_ACTIVITY:_ Reproduce the lines below verbatim. Pictures are to be omitted.

_PROVIDED MATERIAL:_
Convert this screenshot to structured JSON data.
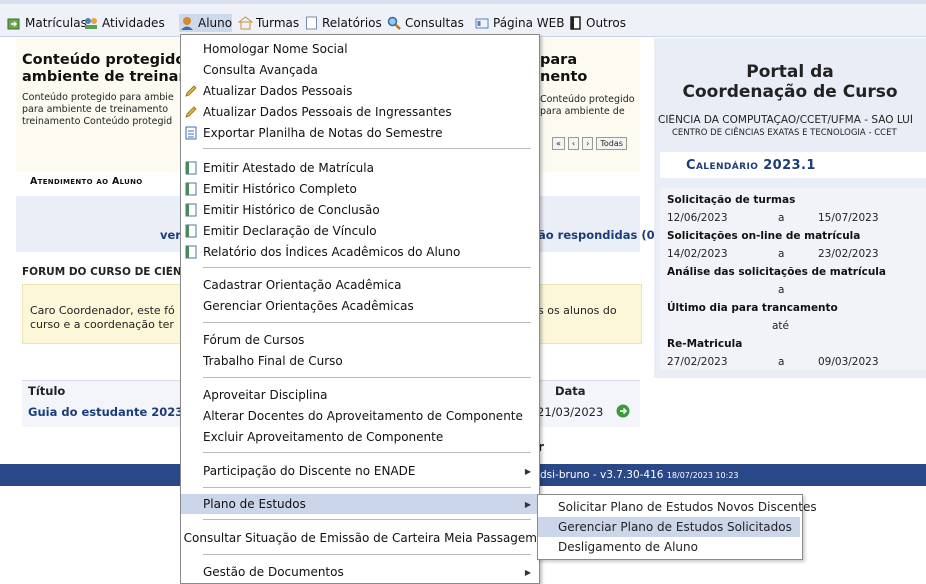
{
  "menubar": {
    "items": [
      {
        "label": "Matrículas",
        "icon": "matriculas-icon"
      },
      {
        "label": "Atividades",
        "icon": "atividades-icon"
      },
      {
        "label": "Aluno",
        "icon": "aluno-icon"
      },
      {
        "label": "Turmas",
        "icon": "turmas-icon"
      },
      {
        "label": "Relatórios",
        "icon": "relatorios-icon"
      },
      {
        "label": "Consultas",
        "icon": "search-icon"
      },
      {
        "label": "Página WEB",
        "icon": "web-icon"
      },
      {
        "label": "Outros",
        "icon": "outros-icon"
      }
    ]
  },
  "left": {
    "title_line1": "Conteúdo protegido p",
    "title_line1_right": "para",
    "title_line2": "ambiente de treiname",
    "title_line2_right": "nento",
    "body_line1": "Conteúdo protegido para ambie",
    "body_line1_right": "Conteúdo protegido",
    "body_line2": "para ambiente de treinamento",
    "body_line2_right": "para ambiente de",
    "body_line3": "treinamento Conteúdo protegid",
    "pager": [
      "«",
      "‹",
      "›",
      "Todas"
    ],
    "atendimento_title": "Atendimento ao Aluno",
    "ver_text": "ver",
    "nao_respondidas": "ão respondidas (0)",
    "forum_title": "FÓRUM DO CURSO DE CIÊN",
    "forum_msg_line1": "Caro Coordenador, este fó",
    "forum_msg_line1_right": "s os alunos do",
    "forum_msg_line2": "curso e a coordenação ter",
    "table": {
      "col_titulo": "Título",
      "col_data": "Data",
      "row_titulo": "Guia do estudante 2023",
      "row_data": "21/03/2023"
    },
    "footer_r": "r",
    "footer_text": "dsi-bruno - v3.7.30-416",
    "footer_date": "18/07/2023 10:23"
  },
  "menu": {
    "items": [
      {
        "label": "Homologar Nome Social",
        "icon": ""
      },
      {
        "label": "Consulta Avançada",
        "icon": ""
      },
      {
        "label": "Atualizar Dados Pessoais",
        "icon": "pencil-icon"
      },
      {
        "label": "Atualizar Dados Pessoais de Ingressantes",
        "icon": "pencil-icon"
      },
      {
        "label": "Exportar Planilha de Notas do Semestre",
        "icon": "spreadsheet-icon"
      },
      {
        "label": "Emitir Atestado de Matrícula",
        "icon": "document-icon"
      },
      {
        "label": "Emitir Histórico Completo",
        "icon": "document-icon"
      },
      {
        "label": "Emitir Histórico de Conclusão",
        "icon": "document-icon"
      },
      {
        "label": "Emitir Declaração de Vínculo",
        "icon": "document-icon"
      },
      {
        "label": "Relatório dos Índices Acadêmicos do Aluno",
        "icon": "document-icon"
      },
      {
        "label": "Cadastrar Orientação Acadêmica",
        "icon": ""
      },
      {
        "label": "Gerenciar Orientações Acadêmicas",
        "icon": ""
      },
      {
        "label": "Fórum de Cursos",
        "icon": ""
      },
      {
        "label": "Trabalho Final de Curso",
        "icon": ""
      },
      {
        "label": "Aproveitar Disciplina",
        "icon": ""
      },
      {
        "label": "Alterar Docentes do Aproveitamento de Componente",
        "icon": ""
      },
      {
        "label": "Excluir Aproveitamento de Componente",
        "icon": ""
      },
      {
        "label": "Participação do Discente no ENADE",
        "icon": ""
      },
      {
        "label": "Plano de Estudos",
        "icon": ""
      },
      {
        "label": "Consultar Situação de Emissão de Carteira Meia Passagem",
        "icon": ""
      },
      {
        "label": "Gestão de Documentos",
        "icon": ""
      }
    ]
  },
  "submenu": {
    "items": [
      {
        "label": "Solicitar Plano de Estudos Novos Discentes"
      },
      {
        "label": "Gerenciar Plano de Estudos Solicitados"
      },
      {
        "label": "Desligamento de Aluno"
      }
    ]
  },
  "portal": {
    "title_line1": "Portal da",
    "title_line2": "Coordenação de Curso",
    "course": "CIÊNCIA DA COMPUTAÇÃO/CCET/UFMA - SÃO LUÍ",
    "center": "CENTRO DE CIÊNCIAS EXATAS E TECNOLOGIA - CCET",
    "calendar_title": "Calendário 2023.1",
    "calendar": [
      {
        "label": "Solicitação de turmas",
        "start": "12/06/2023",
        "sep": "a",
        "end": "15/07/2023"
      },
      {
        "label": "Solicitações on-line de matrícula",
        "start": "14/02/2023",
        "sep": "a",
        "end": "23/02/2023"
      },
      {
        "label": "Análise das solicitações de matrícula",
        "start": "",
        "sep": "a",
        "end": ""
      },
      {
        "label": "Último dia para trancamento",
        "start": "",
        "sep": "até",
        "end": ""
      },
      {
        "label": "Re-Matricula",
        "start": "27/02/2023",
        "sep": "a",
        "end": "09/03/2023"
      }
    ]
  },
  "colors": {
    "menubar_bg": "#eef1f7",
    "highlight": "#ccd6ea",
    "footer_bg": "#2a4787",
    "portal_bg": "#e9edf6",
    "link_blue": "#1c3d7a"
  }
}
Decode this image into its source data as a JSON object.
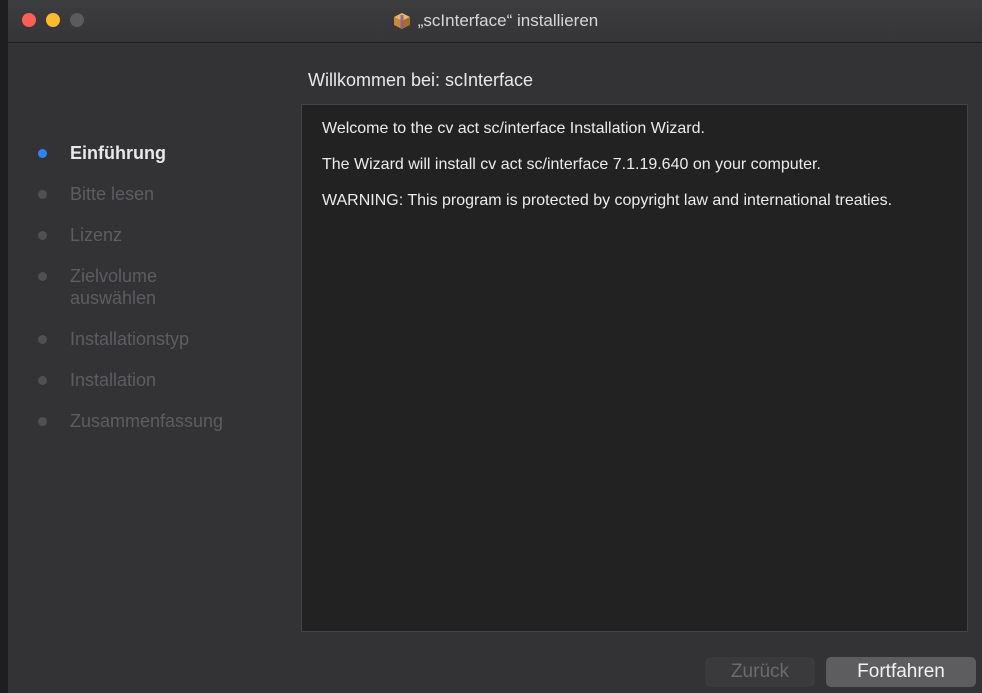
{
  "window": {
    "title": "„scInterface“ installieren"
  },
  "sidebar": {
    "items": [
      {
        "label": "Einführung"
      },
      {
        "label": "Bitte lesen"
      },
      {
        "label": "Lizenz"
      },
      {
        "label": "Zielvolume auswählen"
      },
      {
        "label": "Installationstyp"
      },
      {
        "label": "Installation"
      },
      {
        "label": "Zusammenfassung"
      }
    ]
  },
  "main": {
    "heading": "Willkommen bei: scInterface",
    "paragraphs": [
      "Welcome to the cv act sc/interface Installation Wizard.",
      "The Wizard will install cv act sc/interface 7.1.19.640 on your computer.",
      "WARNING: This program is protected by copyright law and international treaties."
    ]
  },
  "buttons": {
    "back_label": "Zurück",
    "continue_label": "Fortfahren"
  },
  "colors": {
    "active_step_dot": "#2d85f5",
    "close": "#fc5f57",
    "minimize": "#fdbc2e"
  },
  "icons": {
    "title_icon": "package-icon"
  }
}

_FINAL ANSWER:_
Convert this screenshot to structured JSON data.
{
  "menubar": {
    "items": [
      {
        "label": "Matrículas",
        "icon": "matriculas-icon"
      },
      {
        "label": "Atividades",
        "icon": "atividades-icon"
      },
      {
        "label": "Aluno",
        "icon": "aluno-icon"
      },
      {
        "label": "Turmas",
        "icon": "turmas-icon"
      },
      {
        "label": "Relatórios",
        "icon": "relatorios-icon"
      },
      {
        "label": "Consultas",
        "icon": "search-icon"
      },
      {
        "label": "Página WEB",
        "icon": "web-icon"
      },
      {
        "label": "Outros",
        "icon": "outros-icon"
      }
    ]
  },
  "left": {
    "title_line1": "Conteúdo protegido p",
    "title_line1_right": "para",
    "title_line2": "ambiente de treiname",
    "title_line2_right": "nento",
    "body_line1": "Conteúdo protegido para ambie",
    "body_line1_right": "Conteúdo protegido",
    "body_line2": "para ambiente de treinamento",
    "body_line2_right": "para ambiente de",
    "body_line3": "treinamento Conteúdo protegid",
    "pager": [
      "«",
      "‹",
      "›",
      "Todas"
    ],
    "atendimento_title": "Atendimento ao Aluno",
    "ver_text": "ver",
    "nao_respondidas": "ão respondidas (0)",
    "forum_title": "FÓRUM DO CURSO DE CIÊN",
    "forum_msg_line1": "Caro Coordenador, este fó",
    "forum_msg_line1_right": "s os alunos do",
    "forum_msg_line2": "curso e a coordenação ter",
    "table": {
      "col_titulo": "Título",
      "col_data": "Data",
      "row_titulo": "Guia do estudante 2023",
      "row_data": "21/03/2023"
    },
    "footer_r": "r",
    "footer_text": "dsi-bruno - v3.7.30-416",
    "footer_date": "18/07/2023 10:23"
  },
  "menu": {
    "items": [
      {
        "label": "Homologar Nome Social",
        "icon": ""
      },
      {
        "label": "Consulta Avançada",
        "icon": ""
      },
      {
        "label": "Atualizar Dados Pessoais",
        "icon": "pencil-icon"
      },
      {
        "label": "Atualizar Dados Pessoais de Ingressantes",
        "icon": "pencil-icon"
      },
      {
        "label": "Exportar Planilha de Notas do Semestre",
        "icon": "spreadsheet-icon"
      },
      {
        "label": "Emitir Atestado de Matrícula",
        "icon": "document-icon"
      },
      {
        "label": "Emitir Histórico Completo",
        "icon": "document-icon"
      },
      {
        "label": "Emitir Histórico de Conclusão",
        "icon": "document-icon"
      },
      {
        "label": "Emitir Declaração de Vínculo",
        "icon": "document-icon"
      },
      {
        "label": "Relatório dos Índices Acadêmicos do Aluno",
        "icon": "document-icon"
      },
      {
        "label": "Cadastrar Orientação Acadêmica",
        "icon": ""
      },
      {
        "label": "Gerenciar Orientações Acadêmicas",
        "icon": ""
      },
      {
        "label": "Fórum de Cursos",
        "icon": ""
      },
      {
        "label": "Trabalho Final de Curso",
        "icon": ""
      },
      {
        "label": "Aproveitar Disciplina",
        "icon": ""
      },
      {
        "label": "Alterar Docentes do Aproveitamento de Componente",
        "icon": ""
      },
      {
        "label": "Excluir Aproveitamento de Componente",
        "icon": ""
      },
      {
        "label": "Participação do Discente no ENADE",
        "icon": ""
      },
      {
        "label": "Plano de Estudos",
        "icon": ""
      },
      {
        "label": "Consultar Situação de Emissão de Carteira Meia Passagem",
        "icon": ""
      },
      {
        "label": "Gestão de Documentos",
        "icon": ""
      }
    ]
  },
  "submenu": {
    "items": [
      {
        "label": "Solicitar Plano de Estudos Novos Discentes"
      },
      {
        "label": "Gerenciar Plano de Estudos Solicitados"
      },
      {
        "label": "Desligamento de Aluno"
      }
    ]
  },
  "portal": {
    "title_line1": "Portal da",
    "title_line2": "Coordenação de Curso",
    "course": "CIÊNCIA DA COMPUTAÇÃO/CCET/UFMA - SÃO LUÍ",
    "center": "CENTRO DE CIÊNCIAS EXATAS E TECNOLOGIA - CCET",
    "calendar_title": "Calendário 2023.1",
    "calendar": [
      {
        "label": "Solicitação de turmas",
        "start": "12/06/2023",
        "sep": "a",
        "end": "15/07/2023"
      },
      {
        "label": "Solicitações on-line de matrícula",
        "start": "14/02/2023",
        "sep": "a",
        "end": "23/02/2023"
      },
      {
        "label": "Análise das solicitações de matrícula",
        "start": "",
        "sep": "a",
        "end": ""
      },
      {
        "label": "Último dia para trancamento",
        "start": "",
        "sep": "até",
        "end": ""
      },
      {
        "label": "Re-Matricula",
        "start": "27/02/2023",
        "sep": "a",
        "end": "09/03/2023"
      }
    ]
  },
  "colors": {
    "menubar_bg": "#eef1f7",
    "highlight": "#ccd6ea",
    "footer_bg": "#2a4787",
    "portal_bg": "#e9edf6",
    "link_blue": "#1c3d7a"
  }
}
Decode this image into its source data as a JSON object.
{
  "window": {
    "title": "„scInterface“ installieren"
  },
  "sidebar": {
    "items": [
      {
        "label": "Einführung"
      },
      {
        "label": "Bitte lesen"
      },
      {
        "label": "Lizenz"
      },
      {
        "label": "Zielvolume auswählen"
      },
      {
        "label": "Installationstyp"
      },
      {
        "label": "Installation"
      },
      {
        "label": "Zusammenfassung"
      }
    ]
  },
  "main": {
    "heading": "Willkommen bei: scInterface",
    "paragraphs": [
      "Welcome to the cv act sc/interface Installation Wizard.",
      "The Wizard will install cv act sc/interface 7.1.19.640 on your computer.",
      "WARNING: This program is protected by copyright law and international treaties."
    ]
  },
  "buttons": {
    "back_label": "Zurück",
    "continue_label": "Fortfahren"
  },
  "colors": {
    "active_step_dot": "#2d85f5",
    "close": "#fc5f57",
    "minimize": "#fdbc2e"
  },
  "icons": {
    "title_icon": "package-icon"
  }
}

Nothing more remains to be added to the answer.